Eastern Promises



And the anticipation continues to build. Not just for David Cronenberg's Eastern Promises, but for a whole slew of films helmed by a bevy of the world's best directors, including Francis Ford Coppola, Todd Haynes, PT Anderson, the Coen Brothers, Noah Baumbach, Mike Nichols, Tim Burton, Marc Forster, Robert Redford, Ridley Scott, George Clooney etc etc etc. But here we have the trailer for Cronenberg's newest deconstruction of violence, Eastern Promises. The sci-fi label that was attached to Cronenberg's name throughout the 80s - a period that produced such masterpieces as Dead Ringers, Videodrome, and The Fly among others - has been all but excised by the streak of films he has made in the 00s, including his stunning 2005 feature A History of Violence, which thematically felt like it could possibly be his final take on the subject of violence. But alas, this is Cronenberg and he seems to be at it again here. Again starring Viggo Mortenson opposite a blonde beauty (this time Naomi Watts), Eastern Promises looks like it could be one of the years most visceral movie going experiences.
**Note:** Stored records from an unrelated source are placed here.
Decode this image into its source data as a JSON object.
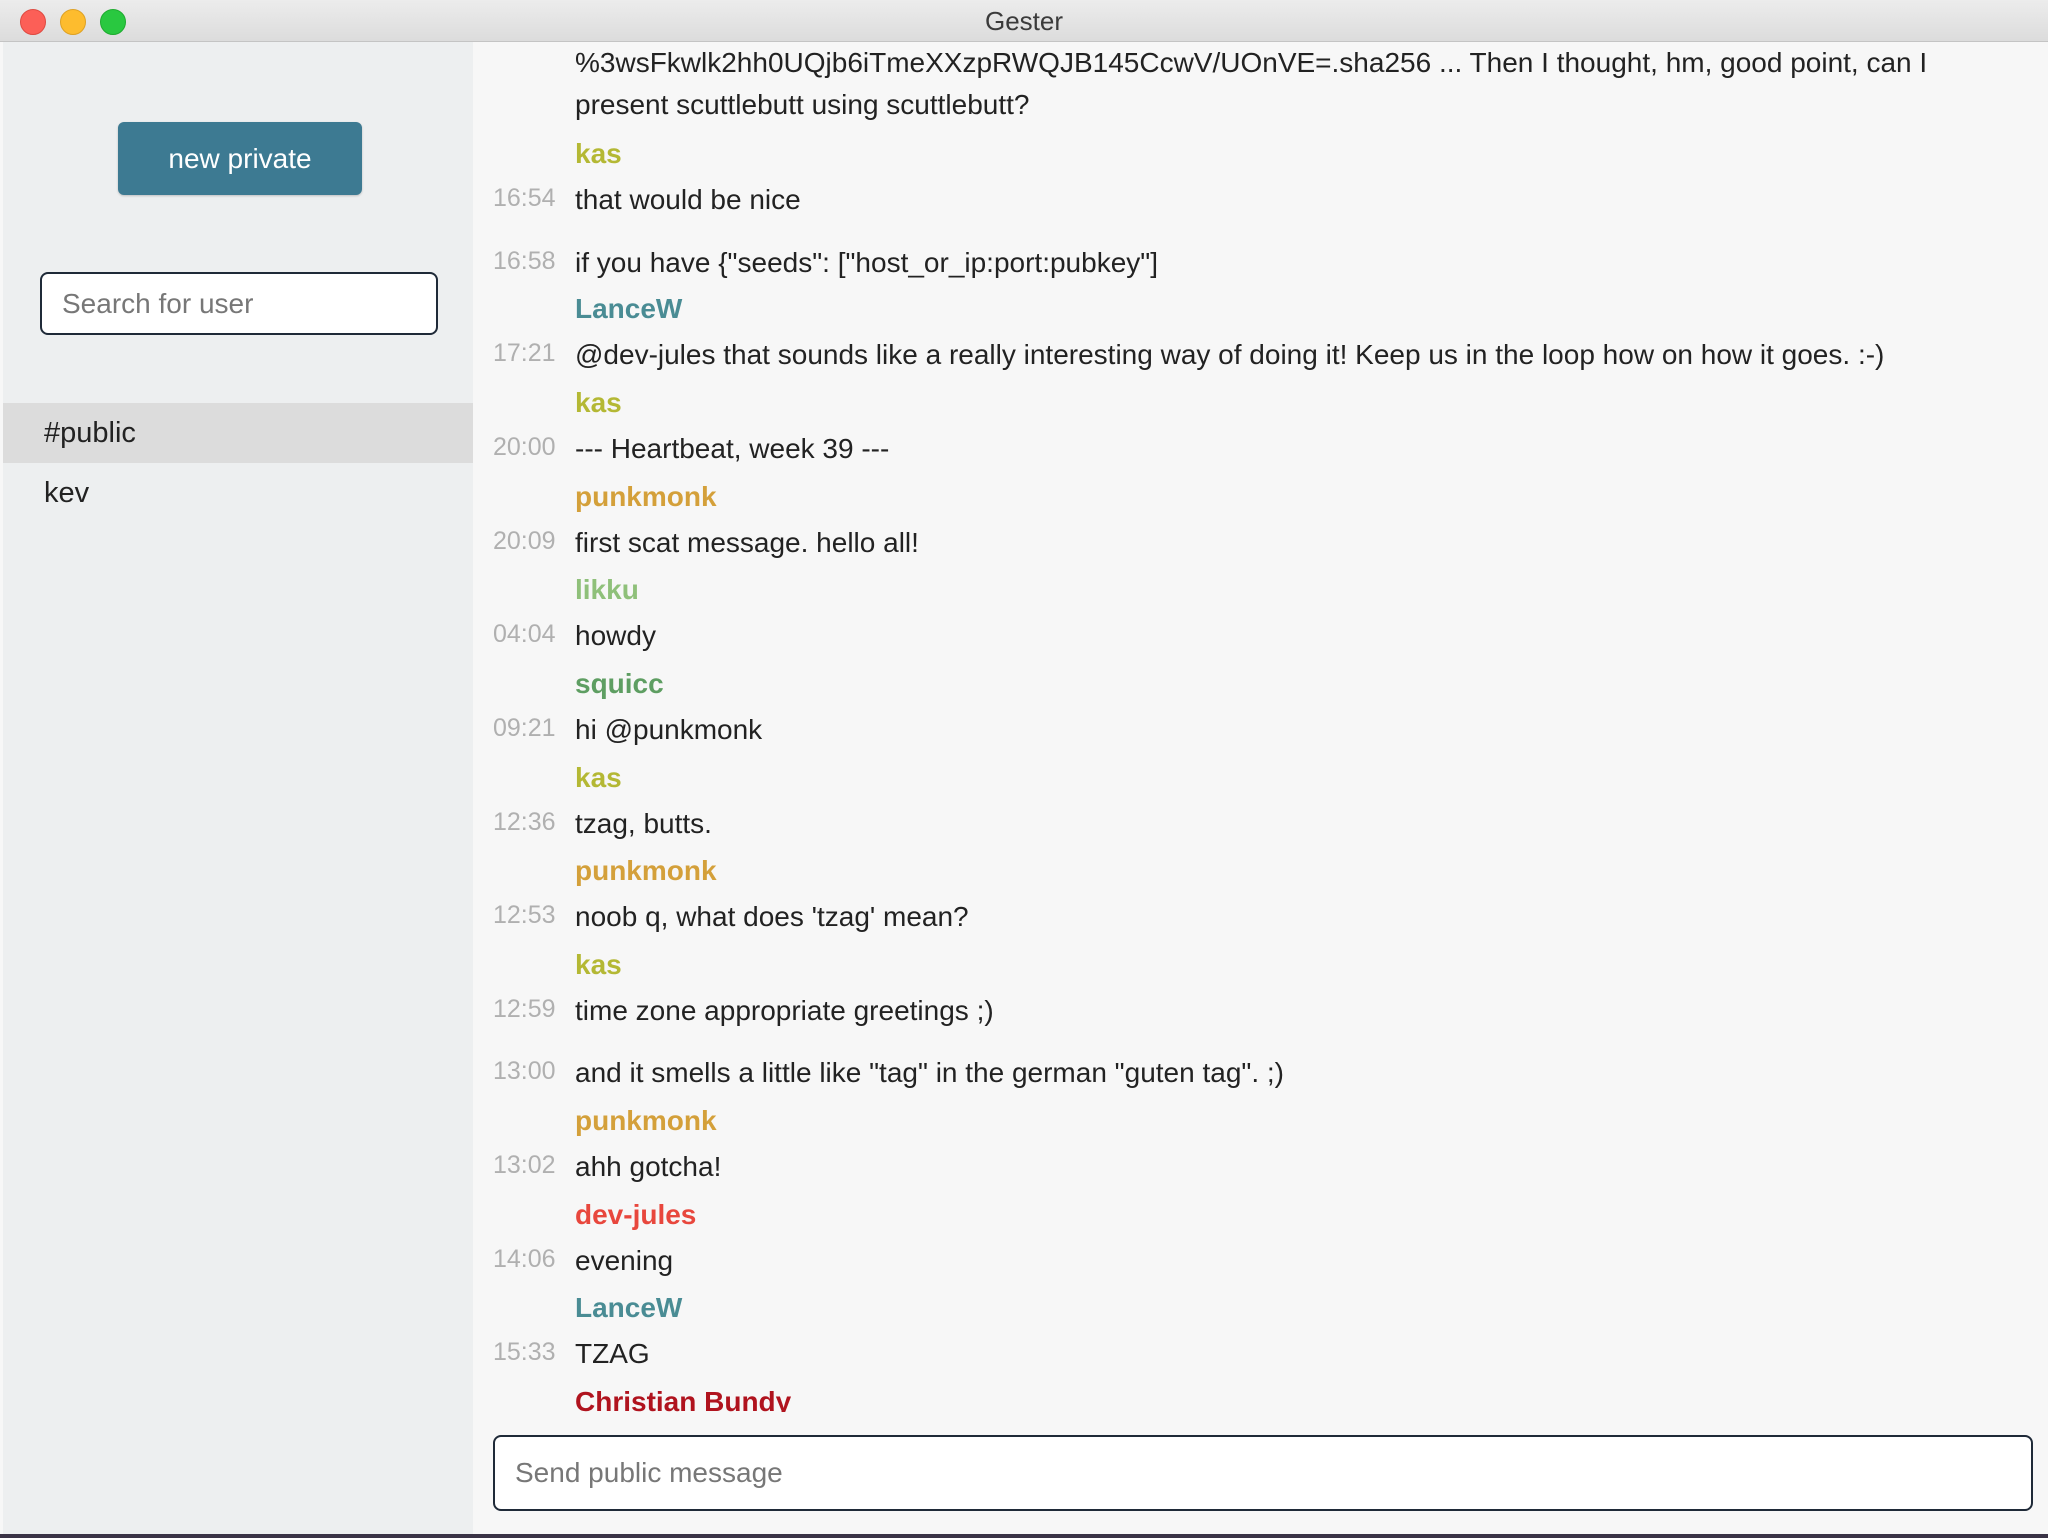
{
  "window": {
    "title": "Gester"
  },
  "sidebar": {
    "new_private_label": "new private",
    "search_placeholder": "Search for user",
    "channels": [
      {
        "label": "#public",
        "active": true
      },
      {
        "label": "kev",
        "active": false
      }
    ]
  },
  "messages": [
    {
      "author": "",
      "author_color": "",
      "time": "",
      "text": "%3wsFkwlk2hh0UQjb6iTmeXXzpRWQJB145CcwV/UOnVE=.sha256 ... Then I thought, hm, good point, can I present scuttlebutt using scuttlebutt?"
    },
    {
      "author": "kas",
      "author_color": "#b4b834",
      "time": "16:54",
      "text": "that would be nice"
    },
    {
      "author": "",
      "author_color": "",
      "time": "16:58",
      "text": "if you have {\"seeds\": [\"host_or_ip:port:pubkey\"]"
    },
    {
      "author": "LanceW",
      "author_color": "#4a8c94",
      "time": "17:21",
      "text": "@dev-jules that sounds like a really interesting way of doing it! Keep us in the loop how on how it goes. :-)"
    },
    {
      "author": "kas",
      "author_color": "#b4b834",
      "time": "20:00",
      "text": "--- Heartbeat, week 39 ---"
    },
    {
      "author": "punkmonk",
      "author_color": "#d4a03a",
      "time": "20:09",
      "text": "first scat message. hello all!"
    },
    {
      "author": "likku",
      "author_color": "#8fc07a",
      "time": "04:04",
      "text": "howdy"
    },
    {
      "author": "squicc",
      "author_color": "#5e9e62",
      "time": "09:21",
      "text": "hi @punkmonk"
    },
    {
      "author": "kas",
      "author_color": "#b4b834",
      "time": "12:36",
      "text": "tzag, butts."
    },
    {
      "author": "punkmonk",
      "author_color": "#d4a03a",
      "time": "12:53",
      "text": "noob q, what does 'tzag' mean?"
    },
    {
      "author": "kas",
      "author_color": "#b4b834",
      "time": "12:59",
      "text": "time zone appropriate greetings ;)"
    },
    {
      "author": "",
      "author_color": "",
      "time": "13:00",
      "text": "and it smells a little like \"tag\" in the german \"guten tag\". ;)"
    },
    {
      "author": "punkmonk",
      "author_color": "#d4a03a",
      "time": "13:02",
      "text": "ahh gotcha!"
    },
    {
      "author": "dev-jules",
      "author_color": "#e8473d",
      "time": "14:06",
      "text": "evening"
    },
    {
      "author": "LanceW",
      "author_color": "#4a8c94",
      "time": "15:33",
      "text": "TZAG"
    },
    {
      "author": "Christian Bundy",
      "author_color": "#b0131e",
      "time": "",
      "text": ""
    }
  ],
  "composer": {
    "placeholder": "Send public message"
  }
}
Tuesday, July 10, 2007

77Boadrum

Only in New York and only Boredoms could do something as insane as host a 2 hour, 77 member drum circle on 7/7/07. Conducted by the visionary eYe, the performance is at once ethereal and intense, but never once seems out-of-control. In fact, the piece sounds a lot like late 90s Boredoms, particularly Vision Creation Newsun. I have been sifting through the Youtube footage and this is the best stuff I could find. It'll have to do, at least until that proposed DVD sees like the light of day. Actually, I am jonesing for a CD version of the performance. It would probably be amongst the best records of the year. Free your mind....

Kid Millions (Oneida)




After a minute wait, some very good footage




Brian Chippendale (Lightning Bolt) going nuts!




Cacophony




There is some weird editing in this one, but there is good footage of eYe conducting and banging those rigged up guitar necks




This looks a lot like the piece sounds



A nice view from the audience. Extended footage/good audio with eYe chanting & conducting




More Kid Millions




Hisham Barrocha (Soft Circle, ex-Black Dice) seemingly by himself, although there is certainly other music accompanying him




Cymbal Wash



A chick on stilts

Sunday, July 1, 2007

Enon Return!!!



Man! I go out of town for a few days and Enon (yes, Enooooon!!) announce the release of the highly anticipated return to the world of recorded music, Grass Geysers...Carbon Clouds. Led by ex-Brainiac guitarist Jim Schersmal and co-vocalist Toko Yasuda, Enon were quite simply one of the best bands of the early aughts, releasing a good deal of fantastic music, including their masterpiece High Society, still one of the best albums of the decade. They went silent following 2003s Hocus Pocus though, leaving a big void in the electro-spazz rock world. They never actually broke up, but this is still better news than that Verve reunion.

"Sonic Youth Came to China"

This is a tour video of SY's first tour of China from last April. Pretty self-explanatory, but there is some great live footage and quick interviews.